While there has been no official mandate as yet to cease using cash for payments, some medical and health experts are recommending that people stop paying for their groceries, petrol and other services with cash, as the virus has been found to be capable of living on surfaces for up to 10 days.
Dr. Sanjay Maggirwar, chair of the George Washington University School of Medicine’s department of microbiology, immunology and tropical medicine, told CBS MoneyWatch that “the belief is that these viruses can stay on surfaces in their fully active states for at least 10 days. That includes cash and all kinds of other surfaces that people normally touch, so certainly with the coronavirus, cash handling is a concern”.
Dr. Jeffrey Shaman, professor at Columbia University’s Mailman School of Public Health also told CBS News that “droplets can live on surfaces, including subway seats and dollar bills. It seems like it could be a path for transmission because it’s something people commonly share and handle”.
In a statement, the World Health Organisation also said that people should be wary of handling cash, as “it is good hygiene practice to wash your hands after handling money, especially if eating or handling food”, but WHO did not confirm that cash was in fact transmitting coronavirus. However, it might be time to rethink cash.
Other payment methods such as credit and EFTPOS cards are a contactless way to pay for necessities, as are payments by phone, online, BPay or direct debit.
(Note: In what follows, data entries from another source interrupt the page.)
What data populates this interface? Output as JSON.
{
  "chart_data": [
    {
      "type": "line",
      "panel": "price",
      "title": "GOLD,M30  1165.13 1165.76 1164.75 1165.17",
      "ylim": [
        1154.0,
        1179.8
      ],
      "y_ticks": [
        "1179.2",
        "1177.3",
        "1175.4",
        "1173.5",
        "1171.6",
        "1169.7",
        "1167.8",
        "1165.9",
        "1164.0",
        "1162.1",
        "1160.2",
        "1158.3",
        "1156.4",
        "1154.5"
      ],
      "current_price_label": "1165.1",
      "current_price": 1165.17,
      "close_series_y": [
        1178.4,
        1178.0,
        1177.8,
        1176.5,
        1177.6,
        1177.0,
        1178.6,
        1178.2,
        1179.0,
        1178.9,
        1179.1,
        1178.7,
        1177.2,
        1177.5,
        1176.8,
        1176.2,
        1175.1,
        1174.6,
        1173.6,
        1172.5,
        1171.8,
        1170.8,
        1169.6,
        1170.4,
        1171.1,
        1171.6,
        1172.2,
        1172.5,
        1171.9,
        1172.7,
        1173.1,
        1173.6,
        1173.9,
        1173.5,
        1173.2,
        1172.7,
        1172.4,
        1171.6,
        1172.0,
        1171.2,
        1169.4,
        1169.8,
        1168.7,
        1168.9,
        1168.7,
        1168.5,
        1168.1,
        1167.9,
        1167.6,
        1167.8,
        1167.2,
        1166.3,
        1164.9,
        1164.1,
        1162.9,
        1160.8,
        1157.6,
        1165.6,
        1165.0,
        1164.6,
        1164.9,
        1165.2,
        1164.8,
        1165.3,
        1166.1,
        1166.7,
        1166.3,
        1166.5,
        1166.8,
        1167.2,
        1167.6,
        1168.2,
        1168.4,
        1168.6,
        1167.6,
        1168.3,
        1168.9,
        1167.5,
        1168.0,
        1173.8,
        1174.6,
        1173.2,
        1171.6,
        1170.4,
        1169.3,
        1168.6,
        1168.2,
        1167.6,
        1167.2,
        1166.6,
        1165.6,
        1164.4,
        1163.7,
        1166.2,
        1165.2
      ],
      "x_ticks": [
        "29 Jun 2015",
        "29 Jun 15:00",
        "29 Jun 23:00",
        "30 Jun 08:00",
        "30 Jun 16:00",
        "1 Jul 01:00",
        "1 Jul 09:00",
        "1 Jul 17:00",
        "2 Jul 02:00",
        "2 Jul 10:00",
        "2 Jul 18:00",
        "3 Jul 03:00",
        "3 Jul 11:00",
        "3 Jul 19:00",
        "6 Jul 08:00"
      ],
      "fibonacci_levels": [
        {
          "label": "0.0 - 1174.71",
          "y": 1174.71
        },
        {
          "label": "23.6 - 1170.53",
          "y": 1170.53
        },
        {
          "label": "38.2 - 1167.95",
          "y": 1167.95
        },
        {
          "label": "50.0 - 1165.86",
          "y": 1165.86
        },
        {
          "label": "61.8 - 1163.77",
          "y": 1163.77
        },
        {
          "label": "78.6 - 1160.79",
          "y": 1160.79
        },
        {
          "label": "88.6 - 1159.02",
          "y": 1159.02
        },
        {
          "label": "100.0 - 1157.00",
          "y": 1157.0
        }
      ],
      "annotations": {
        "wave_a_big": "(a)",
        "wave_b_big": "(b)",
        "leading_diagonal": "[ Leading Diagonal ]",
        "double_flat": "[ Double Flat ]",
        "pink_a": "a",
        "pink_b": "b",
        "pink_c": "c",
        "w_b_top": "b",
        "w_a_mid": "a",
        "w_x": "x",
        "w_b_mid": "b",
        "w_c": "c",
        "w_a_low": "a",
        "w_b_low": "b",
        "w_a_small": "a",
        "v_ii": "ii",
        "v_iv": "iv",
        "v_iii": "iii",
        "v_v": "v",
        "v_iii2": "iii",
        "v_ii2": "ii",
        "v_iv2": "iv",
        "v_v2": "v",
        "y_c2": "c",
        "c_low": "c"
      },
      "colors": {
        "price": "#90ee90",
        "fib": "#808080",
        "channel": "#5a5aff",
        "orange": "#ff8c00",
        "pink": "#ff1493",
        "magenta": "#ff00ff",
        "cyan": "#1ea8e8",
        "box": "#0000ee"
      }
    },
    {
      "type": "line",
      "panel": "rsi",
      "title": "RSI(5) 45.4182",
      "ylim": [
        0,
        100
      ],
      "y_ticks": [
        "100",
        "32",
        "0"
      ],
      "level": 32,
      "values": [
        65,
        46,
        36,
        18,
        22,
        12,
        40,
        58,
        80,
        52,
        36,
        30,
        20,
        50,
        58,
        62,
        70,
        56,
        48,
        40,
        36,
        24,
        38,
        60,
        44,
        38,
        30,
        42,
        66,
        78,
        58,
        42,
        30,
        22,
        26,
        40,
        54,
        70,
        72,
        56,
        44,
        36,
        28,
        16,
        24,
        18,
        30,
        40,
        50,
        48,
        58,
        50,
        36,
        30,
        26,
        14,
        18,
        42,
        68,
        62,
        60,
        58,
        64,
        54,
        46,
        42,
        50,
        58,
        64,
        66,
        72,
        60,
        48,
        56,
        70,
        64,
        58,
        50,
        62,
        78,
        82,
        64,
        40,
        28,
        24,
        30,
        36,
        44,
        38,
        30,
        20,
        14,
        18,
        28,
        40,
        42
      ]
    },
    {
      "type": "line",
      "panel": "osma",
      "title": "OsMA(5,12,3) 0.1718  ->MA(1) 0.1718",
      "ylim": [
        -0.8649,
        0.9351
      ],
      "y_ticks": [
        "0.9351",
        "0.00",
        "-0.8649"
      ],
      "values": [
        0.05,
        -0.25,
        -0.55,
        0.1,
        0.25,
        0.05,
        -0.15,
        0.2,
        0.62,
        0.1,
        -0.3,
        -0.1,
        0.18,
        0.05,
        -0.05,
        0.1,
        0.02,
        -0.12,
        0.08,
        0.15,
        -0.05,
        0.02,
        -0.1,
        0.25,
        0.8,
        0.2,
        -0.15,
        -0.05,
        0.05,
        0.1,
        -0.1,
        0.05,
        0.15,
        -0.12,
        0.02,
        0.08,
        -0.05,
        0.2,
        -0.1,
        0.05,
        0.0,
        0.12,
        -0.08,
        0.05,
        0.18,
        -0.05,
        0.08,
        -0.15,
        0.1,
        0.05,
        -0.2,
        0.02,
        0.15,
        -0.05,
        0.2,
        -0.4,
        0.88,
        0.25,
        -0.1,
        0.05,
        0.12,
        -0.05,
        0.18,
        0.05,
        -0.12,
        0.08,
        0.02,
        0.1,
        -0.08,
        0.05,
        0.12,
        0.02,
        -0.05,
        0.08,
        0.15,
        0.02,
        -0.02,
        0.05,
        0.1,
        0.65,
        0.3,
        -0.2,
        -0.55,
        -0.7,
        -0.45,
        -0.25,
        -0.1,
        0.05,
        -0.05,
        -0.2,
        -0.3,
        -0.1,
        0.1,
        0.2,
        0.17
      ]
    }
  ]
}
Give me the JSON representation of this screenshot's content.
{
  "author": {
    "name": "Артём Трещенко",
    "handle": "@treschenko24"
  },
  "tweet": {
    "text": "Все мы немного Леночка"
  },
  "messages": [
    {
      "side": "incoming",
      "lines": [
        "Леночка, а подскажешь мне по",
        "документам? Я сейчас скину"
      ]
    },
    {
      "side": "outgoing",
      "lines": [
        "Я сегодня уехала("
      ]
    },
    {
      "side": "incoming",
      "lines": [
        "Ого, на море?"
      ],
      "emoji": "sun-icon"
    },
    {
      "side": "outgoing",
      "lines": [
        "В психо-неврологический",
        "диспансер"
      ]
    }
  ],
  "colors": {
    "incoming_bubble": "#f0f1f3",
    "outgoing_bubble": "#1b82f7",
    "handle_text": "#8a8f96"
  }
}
If you do choose to use cash, be sure to wash your hands directly after handling it.